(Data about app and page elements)
########
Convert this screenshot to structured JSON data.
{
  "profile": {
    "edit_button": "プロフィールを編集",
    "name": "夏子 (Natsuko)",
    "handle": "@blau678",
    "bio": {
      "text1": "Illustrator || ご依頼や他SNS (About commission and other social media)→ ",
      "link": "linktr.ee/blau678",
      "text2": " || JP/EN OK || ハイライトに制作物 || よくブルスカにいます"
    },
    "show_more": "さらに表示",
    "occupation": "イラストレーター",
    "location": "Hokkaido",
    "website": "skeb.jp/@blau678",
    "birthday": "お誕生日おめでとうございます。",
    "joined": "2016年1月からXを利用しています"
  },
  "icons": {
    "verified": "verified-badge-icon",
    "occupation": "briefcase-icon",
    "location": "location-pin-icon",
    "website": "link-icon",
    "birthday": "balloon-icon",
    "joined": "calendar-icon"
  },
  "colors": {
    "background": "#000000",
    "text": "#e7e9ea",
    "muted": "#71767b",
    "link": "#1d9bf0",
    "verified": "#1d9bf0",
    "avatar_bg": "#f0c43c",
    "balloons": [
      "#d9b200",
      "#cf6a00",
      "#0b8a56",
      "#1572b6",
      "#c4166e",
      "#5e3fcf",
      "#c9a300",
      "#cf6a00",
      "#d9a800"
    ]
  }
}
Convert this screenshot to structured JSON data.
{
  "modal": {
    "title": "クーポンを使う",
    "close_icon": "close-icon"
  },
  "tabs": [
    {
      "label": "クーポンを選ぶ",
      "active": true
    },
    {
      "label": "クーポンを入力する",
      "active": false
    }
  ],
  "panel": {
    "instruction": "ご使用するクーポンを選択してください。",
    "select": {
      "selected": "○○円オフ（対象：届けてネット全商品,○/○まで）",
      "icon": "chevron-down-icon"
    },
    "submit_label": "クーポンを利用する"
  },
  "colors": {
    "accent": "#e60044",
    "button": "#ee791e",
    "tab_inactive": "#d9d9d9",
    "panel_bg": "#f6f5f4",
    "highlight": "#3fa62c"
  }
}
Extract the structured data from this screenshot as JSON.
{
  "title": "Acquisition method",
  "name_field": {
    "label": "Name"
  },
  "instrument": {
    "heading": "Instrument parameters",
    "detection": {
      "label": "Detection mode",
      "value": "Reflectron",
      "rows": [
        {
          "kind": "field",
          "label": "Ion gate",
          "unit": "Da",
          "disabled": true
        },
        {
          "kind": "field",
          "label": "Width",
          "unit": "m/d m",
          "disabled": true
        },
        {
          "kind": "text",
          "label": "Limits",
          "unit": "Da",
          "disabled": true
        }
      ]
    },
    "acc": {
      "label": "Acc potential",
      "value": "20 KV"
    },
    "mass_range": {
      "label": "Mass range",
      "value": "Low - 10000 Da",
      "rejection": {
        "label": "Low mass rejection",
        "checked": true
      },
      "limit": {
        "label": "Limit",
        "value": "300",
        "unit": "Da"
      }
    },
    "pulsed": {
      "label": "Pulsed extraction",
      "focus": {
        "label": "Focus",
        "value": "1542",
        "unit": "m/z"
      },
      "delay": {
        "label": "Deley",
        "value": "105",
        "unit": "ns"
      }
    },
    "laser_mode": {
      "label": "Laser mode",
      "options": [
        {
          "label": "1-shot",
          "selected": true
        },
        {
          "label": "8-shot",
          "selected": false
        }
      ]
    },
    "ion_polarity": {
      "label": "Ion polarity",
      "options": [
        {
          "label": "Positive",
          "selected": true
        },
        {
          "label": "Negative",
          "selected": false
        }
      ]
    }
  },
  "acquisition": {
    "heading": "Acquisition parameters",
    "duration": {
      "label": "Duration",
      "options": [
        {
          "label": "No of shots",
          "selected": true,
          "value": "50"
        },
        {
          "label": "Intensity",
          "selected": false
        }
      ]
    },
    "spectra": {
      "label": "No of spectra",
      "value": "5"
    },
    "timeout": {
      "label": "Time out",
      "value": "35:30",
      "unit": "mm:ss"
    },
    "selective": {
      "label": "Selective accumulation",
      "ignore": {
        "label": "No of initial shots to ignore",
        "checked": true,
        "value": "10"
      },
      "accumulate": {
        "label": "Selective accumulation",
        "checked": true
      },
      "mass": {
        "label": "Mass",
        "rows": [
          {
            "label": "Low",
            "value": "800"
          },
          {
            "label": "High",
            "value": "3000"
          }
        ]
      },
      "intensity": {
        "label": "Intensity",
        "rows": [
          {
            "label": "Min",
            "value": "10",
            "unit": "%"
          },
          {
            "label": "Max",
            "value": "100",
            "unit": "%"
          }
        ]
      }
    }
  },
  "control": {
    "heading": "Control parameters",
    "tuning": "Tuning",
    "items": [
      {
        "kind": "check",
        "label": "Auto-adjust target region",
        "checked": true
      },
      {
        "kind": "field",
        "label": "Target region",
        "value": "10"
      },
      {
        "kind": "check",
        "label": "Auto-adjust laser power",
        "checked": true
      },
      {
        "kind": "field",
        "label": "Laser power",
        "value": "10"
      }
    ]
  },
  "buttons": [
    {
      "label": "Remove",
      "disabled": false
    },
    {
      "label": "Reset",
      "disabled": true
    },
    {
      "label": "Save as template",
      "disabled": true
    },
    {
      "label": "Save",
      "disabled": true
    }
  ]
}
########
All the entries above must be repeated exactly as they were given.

Convert this screenshot to structured JSON data.
{
  "profile": {
    "edit_button": "プロフィールを編集",
    "name": "夏子 (Natsuko)",
    "handle": "@blau678",
    "bio": {
      "text1": "Illustrator || ご依頼や他SNS (About commission and other social media)→ ",
      "link": "linktr.ee/blau678",
      "text2": " || JP/EN OK || ハイライトに制作物 || よくブルスカにいます"
    },
    "show_more": "さらに表示",
    "occupation": "イラストレーター",
    "location": "Hokkaido",
    "website": "skeb.jp/@blau678",
    "birthday": "お誕生日おめでとうございます。",
    "joined": "2016年1月からXを利用しています"
  },
  "icons": {
    "verified": "verified-badge-icon",
    "occupation": "briefcase-icon",
    "location": "location-pin-icon",
    "website": "link-icon",
    "birthday": "balloon-icon",
    "joined": "calendar-icon"
  },
  "colors": {
    "background": "#000000",
    "text": "#e7e9ea",
    "muted": "#71767b",
    "link": "#1d9bf0",
    "verified": "#1d9bf0",
    "avatar_bg": "#f0c43c",
    "balloons": [
      "#d9b200",
      "#cf6a00",
      "#0b8a56",
      "#1572b6",
      "#c4166e",
      "#5e3fcf",
      "#c9a300",
      "#cf6a00",
      "#d9a800"
    ]
  }
}
Convert this screenshot to structured JSON data.
{
  "modal": {
    "title": "クーポンを使う",
    "close_icon": "close-icon"
  },
  "tabs": [
    {
      "label": "クーポンを選ぶ",
      "active": true
    },
    {
      "label": "クーポンを入力する",
      "active": false
    }
  ],
  "panel": {
    "instruction": "ご使用するクーポンを選択してください。",
    "select": {
      "selected": "○○円オフ（対象：届けてネット全商品,○/○まで）",
      "icon": "chevron-down-icon"
    },
    "submit_label": "クーポンを利用する"
  },
  "colors": {
    "accent": "#e60044",
    "button": "#ee791e",
    "tab_inactive": "#d9d9d9",
    "panel_bg": "#f6f5f4",
    "highlight": "#3fa62c"
  }
}
Extract the structured data from this screenshot as JSON.
{
  "title": "Acquisition method",
  "name_field": {
    "label": "Name"
  },
  "instrument": {
    "heading": "Instrument parameters",
    "detection": {
      "label": "Detection mode",
      "value": "Reflectron",
      "rows": [
        {
          "kind": "field",
          "label": "Ion gate",
          "unit": "Da",
          "disabled": true
        },
        {
          "kind": "field",
          "label": "Width",
          "unit": "m/d m",
          "disabled": true
        },
        {
          "kind": "text",
          "label": "Limits",
          "unit": "Da",
          "disabled": true
        }
      ]
    },
    "acc": {
      "label": "Acc potential",
      "value": "20 KV"
    },
    "mass_range": {
      "label": "Mass range",
      "value": "Low - 10000 Da",
      "rejection": {
        "label": "Low mass rejection",
        "checked": true
      },
      "limit": {
        "label": "Limit",
        "value": "300",
        "unit": "Da"
      }
    },
    "pulsed": {
      "label": "Pulsed extraction",
      "focus": {
        "label": "Focus",
        "value": "1542",
        "unit": "m/z"
      },
      "delay": {
        "label": "Deley",
        "value": "105",
        "unit": "ns"
      }
    },
    "laser_mode": {
      "label": "Laser mode",
      "options": [
        {
          "label": "1-shot",
          "selected": true
        },
        {
          "label": "8-shot",
          "selected": false
        }
      ]
    },
    "ion_polarity": {
      "label": "Ion polarity",
      "options": [
        {
          "label": "Positive",
          "selected": true
        },
        {
          "label": "Negative",
          "selected": false
        }
      ]
    }
  },
  "acquisition": {
    "heading": "Acquisition parameters",
    "duration": {
      "label": "Duration",
      "options": [
        {
          "label": "No of shots",
          "selected": true,
          "value": "50"
        },
        {
          "label": "Intensity",
          "selected": false
        }
      ]
    },
    "spectra": {
      "label": "No of spectra",
      "value": "5"
    },
    "timeout": {
      "label": "Time out",
      "value": "35:30",
      "unit": "mm:ss"
    },
    "selective": {
      "label": "Selective accumulation",
      "ignore": {
        "label": "No of initial shots to ignore",
        "checked": true,
        "value": "10"
      },
      "accumulate": {
        "label": "Selective accumulation",
        "checked": true
      },
      "mass": {
        "label": "Mass",
        "rows": [
          {
            "label": "Low",
            "value": "800"
          },
          {
            "label": "High",
            "value": "3000"
          }
        ]
      },
      "intensity": {
        "label": "Intensity",
        "rows": [
          {
            "label": "Min",
            "value": "10",
            "unit": "%"
          },
          {
            "label": "Max",
            "value": "100",
            "unit": "%"
          }
        ]
      }
    }
  },
  "control": {
    "heading": "Control parameters",
    "tuning": "Tuning",
    "items": [
      {
        "kind": "check",
        "label": "Auto-adjust target region",
        "checked": true
      },
      {
        "kind": "field",
        "label": "Target region",
        "value": "10"
      },
      {
        "kind": "check",
        "label": "Auto-adjust laser power",
        "checked": true
      },
      {
        "kind": "field",
        "label": "Laser power",
        "value": "10"
      }
    ]
  },
  "buttons": [
    {
      "label": "Remove",
      "disabled": false
    },
    {
      "label": "Reset",
      "disabled": true
    },
    {
      "label": "Save as template",
      "disabled": true
    },
    {
      "label": "Save",
      "disabled": true
    }
  ]
}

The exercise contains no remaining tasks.